__Assigned task__:
Check every line of the material below for "true". Give the number of lines that have it, and only that.

__Data shown__:
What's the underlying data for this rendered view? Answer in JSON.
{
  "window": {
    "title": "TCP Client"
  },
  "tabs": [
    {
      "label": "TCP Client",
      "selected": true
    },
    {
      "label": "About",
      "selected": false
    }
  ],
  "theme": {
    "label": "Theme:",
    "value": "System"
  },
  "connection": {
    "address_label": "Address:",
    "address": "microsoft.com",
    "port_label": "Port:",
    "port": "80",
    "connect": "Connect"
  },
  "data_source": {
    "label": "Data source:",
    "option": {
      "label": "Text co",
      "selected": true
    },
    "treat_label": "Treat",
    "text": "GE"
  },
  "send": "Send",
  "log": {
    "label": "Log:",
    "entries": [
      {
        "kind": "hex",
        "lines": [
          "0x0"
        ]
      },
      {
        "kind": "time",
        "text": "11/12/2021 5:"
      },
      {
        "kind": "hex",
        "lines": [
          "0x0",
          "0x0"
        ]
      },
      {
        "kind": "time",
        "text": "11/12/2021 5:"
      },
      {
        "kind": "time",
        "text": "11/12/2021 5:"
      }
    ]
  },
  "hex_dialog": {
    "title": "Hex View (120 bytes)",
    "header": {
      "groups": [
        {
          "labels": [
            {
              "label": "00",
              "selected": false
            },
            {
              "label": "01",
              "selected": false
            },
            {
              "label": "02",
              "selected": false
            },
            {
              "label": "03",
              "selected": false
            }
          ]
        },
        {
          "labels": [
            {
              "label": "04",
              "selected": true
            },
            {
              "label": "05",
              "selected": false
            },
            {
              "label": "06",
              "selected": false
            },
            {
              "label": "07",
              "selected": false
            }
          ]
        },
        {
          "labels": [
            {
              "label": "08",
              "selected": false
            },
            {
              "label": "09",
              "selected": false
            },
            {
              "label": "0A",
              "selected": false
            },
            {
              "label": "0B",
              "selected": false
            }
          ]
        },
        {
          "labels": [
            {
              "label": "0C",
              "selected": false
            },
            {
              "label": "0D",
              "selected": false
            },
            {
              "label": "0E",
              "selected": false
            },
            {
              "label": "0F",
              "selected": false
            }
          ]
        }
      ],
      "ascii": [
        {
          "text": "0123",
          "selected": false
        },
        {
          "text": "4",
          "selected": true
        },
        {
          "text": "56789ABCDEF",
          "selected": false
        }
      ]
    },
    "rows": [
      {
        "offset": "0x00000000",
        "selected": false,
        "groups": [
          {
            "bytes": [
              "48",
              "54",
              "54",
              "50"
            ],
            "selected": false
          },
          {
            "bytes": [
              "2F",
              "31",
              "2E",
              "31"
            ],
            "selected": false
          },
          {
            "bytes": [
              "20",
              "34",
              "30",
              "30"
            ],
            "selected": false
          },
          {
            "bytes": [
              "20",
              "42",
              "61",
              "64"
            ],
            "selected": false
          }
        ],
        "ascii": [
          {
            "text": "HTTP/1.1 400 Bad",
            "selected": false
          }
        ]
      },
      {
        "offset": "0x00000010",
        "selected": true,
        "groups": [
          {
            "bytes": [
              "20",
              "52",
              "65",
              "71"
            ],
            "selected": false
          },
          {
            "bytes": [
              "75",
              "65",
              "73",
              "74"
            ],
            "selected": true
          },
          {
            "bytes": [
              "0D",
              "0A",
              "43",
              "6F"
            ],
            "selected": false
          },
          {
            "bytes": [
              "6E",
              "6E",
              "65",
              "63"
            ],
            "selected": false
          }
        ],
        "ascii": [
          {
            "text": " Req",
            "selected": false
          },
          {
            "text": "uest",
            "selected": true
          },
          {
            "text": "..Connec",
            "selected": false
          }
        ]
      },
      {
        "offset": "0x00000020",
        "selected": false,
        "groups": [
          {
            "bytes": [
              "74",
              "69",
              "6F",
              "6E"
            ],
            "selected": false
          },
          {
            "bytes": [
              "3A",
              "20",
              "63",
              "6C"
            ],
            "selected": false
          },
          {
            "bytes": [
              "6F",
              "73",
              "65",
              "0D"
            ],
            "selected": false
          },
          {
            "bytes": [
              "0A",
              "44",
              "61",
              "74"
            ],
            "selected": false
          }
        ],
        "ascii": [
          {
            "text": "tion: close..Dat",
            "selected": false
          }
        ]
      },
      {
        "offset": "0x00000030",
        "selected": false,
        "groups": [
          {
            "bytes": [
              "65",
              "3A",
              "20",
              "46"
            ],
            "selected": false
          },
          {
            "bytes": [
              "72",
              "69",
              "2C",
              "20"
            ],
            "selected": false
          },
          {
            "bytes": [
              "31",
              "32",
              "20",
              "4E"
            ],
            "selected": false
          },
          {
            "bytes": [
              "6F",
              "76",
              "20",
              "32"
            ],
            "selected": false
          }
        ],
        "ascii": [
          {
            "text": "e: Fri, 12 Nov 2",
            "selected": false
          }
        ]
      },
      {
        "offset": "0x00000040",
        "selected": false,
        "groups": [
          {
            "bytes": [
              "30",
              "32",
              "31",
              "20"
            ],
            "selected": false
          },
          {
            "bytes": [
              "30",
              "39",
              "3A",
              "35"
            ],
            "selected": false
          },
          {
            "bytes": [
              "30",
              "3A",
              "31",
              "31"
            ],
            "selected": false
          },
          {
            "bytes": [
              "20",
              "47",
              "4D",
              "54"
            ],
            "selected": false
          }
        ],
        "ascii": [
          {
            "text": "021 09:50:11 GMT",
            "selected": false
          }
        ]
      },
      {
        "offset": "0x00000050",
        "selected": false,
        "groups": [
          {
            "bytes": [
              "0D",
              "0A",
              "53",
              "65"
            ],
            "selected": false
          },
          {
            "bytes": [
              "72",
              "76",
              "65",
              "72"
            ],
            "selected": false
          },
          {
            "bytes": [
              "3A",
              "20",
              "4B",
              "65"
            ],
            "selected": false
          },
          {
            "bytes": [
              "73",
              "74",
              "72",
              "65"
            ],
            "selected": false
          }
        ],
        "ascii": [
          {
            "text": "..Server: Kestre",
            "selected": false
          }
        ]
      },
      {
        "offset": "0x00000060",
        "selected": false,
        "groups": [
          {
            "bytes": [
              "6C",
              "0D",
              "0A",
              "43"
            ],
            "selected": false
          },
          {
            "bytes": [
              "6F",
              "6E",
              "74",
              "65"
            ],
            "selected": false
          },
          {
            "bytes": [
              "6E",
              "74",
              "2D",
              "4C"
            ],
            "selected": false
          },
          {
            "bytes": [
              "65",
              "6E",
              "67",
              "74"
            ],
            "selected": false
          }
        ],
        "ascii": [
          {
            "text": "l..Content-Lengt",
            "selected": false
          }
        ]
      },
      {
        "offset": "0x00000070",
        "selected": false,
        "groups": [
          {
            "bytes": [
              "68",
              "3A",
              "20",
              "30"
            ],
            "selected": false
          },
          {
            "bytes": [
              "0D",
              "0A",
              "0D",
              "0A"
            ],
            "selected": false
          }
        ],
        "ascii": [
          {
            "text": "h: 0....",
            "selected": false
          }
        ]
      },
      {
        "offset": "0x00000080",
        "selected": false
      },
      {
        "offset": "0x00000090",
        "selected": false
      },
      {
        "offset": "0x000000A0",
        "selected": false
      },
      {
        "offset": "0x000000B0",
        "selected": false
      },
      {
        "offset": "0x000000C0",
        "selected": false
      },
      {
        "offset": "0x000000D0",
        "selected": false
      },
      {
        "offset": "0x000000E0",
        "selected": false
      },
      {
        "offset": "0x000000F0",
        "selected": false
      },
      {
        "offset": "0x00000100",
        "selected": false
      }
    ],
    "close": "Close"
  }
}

__Output for this task__:
7